I’ve been stuck on the question: Why is autonomy an ethical imperative? or, worded another way Why does autonomy matter? I think if we’re going to argue that free software matters (or if I am anyway), there needs to be a point where we have to be able to answer why autonomy matters.

I’ve been thinking about this in the framing of technology and consent since the summer of 2018, when Karen Sandler and I spoke at HOPE and DebConf 18 on user and software freedom. Sitting with Karen before HOPE, I had a bit of a crisis of faith and lost track of why software freedom matters after I moved to the point that consent is necessary to our continued autonomy. But why does autonomy matter?

Autonomy matters because autonomy matters. It is the postulate on which not only have I built my arguments, but my entire world view. It is an idea that is instilled in us very deeply that all arguments about what should be a legal right are framed. We have the idea of autonomy so fundamental as part of our society, that we have been trained to have negative, sometimes physical, reactions to the loss of autonomy. Pro-choice and anti-choice arguments both boil down to the question of respecting autonomy — but whose autonomy?  Arguments against euthanasia come down to autonomy — questions of whether someone really have the agency to decide to die versus concerns about autonomy being ignored and death being forced on a person. Even climate change is a question of autonomy — how can we be autonomous if we can’t even be?

Person autonomy means we can consent, user freedom is a tool for consent, software freedom is a tool for user freedom, free software is a tool for software freedom. We can also think about this in reverse:

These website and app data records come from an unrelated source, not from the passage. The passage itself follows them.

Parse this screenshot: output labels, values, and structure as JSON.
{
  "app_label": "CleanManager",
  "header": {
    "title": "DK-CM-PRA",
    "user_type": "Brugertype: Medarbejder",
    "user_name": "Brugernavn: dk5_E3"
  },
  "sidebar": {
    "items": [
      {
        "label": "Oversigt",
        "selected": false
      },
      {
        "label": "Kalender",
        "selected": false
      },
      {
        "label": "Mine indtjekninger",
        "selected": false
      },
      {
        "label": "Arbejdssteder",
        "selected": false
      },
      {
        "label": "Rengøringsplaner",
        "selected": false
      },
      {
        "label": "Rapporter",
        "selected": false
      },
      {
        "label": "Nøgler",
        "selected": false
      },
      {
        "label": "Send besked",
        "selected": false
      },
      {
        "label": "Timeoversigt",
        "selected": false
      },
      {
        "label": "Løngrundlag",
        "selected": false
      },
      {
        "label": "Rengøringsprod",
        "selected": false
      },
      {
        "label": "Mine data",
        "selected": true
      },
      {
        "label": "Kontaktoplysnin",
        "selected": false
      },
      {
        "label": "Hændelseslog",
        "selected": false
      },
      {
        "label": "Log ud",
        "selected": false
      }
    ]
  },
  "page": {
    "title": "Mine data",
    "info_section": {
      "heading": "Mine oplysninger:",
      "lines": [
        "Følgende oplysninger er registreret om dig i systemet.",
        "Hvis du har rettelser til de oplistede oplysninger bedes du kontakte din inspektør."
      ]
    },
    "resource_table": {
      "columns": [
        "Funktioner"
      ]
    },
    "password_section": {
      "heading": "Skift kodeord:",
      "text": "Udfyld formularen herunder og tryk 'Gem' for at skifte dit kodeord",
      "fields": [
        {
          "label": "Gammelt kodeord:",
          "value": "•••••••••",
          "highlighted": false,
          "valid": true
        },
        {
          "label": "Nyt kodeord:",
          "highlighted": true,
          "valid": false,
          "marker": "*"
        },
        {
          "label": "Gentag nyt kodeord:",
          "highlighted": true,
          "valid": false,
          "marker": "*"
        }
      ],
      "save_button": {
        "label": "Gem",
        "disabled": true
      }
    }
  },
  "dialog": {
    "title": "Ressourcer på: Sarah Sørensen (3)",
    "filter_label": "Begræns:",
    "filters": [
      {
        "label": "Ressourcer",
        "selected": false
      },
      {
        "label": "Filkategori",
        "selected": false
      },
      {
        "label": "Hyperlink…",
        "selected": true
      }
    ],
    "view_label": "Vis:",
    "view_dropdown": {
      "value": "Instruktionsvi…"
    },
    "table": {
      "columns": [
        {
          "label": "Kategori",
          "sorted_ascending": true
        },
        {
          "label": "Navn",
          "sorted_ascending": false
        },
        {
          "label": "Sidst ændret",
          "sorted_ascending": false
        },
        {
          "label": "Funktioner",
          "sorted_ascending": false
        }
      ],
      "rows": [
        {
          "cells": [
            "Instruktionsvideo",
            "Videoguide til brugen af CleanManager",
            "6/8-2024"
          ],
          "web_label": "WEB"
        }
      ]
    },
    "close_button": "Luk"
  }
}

Free software is the reality of software freedom. Software freedom protects user freedom. User freedom enables consent. Consent is necessary to autonomy. Autonomy is essential. Autonomy is essential because autonomy is essential. And that’s enough.